Summary: Financial markets are facing increased volatility and uncertainty due to geopolitical conflicts and shifting global conditions. The era of high returns may be coming to an end as interest rates rise and trading patterns are disrupted. The need for an overhaul of energy systems and reduced emissions adds to the financial challenges. The global financial system is facing risks and potential breaking points, requiring resilience and corrective actions from investors.
Financial markets have experienced significant volatility in recent months, signaling a potential end to the era of high returns. Geopolitical forces such as conflicts in Russia, China, and the Middle East have disrupted trading patterns and caused short-term shock waves in commodity markets. These conflicts also mark a shift from global trade liberalization to a more tense international environment resembling a new Cold War. The consequences of this shift include slower growth and increased prices.
Another significant factor impacting the global financial system is the reversal of a three-decade-long trend of falling interest rates.

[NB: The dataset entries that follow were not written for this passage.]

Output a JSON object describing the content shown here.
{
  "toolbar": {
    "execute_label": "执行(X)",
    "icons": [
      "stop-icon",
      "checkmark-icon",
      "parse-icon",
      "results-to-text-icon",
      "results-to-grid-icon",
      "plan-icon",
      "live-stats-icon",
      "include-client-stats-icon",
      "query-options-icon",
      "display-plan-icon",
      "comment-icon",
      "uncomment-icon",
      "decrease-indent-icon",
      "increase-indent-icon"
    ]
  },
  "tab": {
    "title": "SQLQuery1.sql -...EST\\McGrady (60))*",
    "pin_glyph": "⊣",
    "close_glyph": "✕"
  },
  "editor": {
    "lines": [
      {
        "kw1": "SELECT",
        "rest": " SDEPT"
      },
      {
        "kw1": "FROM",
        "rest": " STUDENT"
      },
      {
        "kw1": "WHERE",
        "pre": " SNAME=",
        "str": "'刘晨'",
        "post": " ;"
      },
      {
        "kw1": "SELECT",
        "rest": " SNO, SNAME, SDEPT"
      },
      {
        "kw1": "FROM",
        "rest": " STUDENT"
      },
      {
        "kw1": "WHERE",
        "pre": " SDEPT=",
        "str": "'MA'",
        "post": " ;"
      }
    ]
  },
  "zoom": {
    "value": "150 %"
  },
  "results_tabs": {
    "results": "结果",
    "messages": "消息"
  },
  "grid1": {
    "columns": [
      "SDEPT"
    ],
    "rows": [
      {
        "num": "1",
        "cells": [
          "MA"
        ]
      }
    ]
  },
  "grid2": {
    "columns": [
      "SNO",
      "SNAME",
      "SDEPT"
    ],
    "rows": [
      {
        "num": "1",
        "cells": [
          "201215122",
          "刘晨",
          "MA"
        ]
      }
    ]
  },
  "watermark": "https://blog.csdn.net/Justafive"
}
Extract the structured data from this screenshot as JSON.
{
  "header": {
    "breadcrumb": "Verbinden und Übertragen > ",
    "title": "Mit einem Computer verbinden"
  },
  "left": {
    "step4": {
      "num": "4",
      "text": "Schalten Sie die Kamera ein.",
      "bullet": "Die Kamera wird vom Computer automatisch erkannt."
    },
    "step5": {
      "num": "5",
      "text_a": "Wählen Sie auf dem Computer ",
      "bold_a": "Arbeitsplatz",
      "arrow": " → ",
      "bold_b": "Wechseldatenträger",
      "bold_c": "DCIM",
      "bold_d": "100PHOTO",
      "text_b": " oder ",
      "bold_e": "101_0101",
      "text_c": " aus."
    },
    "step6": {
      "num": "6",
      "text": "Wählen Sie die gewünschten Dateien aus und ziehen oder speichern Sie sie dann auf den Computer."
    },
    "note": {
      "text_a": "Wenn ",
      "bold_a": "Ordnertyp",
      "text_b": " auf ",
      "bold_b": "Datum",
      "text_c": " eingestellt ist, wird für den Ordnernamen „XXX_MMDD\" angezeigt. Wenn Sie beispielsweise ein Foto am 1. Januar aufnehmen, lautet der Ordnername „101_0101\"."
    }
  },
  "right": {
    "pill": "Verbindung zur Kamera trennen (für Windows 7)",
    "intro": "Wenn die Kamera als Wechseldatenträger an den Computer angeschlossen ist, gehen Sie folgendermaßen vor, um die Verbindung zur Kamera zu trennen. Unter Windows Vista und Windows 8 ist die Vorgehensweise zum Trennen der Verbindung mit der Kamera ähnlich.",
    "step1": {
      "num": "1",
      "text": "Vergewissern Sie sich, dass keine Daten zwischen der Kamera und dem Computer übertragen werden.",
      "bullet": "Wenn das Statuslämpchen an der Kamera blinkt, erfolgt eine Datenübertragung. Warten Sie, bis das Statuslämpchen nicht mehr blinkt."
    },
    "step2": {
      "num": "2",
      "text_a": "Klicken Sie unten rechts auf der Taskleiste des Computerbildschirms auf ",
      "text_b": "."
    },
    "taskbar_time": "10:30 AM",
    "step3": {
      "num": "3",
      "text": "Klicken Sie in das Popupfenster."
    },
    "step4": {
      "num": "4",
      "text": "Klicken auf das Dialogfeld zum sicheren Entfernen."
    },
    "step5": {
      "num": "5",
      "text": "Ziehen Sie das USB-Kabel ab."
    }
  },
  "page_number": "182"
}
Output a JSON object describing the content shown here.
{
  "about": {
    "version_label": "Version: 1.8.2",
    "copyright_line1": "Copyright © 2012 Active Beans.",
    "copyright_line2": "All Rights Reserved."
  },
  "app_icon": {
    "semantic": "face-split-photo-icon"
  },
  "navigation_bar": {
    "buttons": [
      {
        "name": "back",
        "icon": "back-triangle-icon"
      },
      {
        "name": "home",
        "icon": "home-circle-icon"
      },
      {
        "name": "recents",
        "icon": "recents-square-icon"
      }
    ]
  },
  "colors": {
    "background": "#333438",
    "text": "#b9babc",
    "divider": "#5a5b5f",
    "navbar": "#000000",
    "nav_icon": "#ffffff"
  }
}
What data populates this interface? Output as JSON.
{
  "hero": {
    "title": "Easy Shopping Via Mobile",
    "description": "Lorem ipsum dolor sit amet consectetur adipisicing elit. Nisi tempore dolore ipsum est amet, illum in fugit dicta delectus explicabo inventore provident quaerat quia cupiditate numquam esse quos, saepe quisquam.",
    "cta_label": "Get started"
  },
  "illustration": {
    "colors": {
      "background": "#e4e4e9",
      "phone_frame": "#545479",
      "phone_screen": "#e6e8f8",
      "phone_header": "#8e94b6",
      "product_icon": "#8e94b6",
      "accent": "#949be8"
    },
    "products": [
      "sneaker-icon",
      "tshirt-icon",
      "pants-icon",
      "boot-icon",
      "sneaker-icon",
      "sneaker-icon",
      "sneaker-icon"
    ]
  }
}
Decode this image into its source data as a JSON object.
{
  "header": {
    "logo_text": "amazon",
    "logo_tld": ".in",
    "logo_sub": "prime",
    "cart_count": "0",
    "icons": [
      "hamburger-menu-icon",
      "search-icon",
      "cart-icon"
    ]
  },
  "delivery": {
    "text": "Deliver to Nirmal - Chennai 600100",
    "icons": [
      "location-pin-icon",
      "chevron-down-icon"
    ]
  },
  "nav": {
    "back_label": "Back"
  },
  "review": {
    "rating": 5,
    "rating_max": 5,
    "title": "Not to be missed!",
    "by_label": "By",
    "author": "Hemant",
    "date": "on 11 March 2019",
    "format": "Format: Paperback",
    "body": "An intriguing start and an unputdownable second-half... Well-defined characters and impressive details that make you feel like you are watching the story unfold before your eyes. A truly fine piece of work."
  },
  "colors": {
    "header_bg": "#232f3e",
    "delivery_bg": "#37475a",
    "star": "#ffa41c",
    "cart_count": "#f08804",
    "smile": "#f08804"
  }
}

This sudden increase in interest rates has brought an end to the era of cheap money, resulting in substantial losses in global bond markets. Furthermore, the urgent need for an overhaul of energy systems and a reduction in emissions has added to the confusion and uncertainty felt by money managers.
These challenging conditions have led to increased volatility in financial markets, as seen in the climb of the VIX volatility index. While the current levels of volatility are not as extreme as those experienced during the 2008 Global Financial Crisis or the COVID-19 pandemic, they still pose risks. Market analysts caution against downplaying the dangers posed by the Middle East conflict, as soaring energy prices can exacerbate inflation and hinder global economic growth prospects that are already weak.
The sudden shift in interest rates has also exposed serious problems in the global economy. Simultaneously, high levels of debt, both for households and governments, have become a potential crisis. European countries such as Italy, Greece, France, and Ireland, along with Japan and China, face significant debt burdens. The banks, particularly in the US, are also vulnerable due to the decrease in the capital value of US government bonds held as assets. If credit dries up or customers demand their deposits back, banks may be forced to sell these bonds at a loss, leading to a potential collapse.
This breaking point is what financial experts like Mohamed El-Erian are concerned about. The resilience and corrective actions of investors are crucial in navigating these uncertain and challenging times for global financial markets.
Tags: financial markets, geopolitical conflicts, volatility, interest rates, bond markets, energy systems, global economy, debt crisis, banking system, investors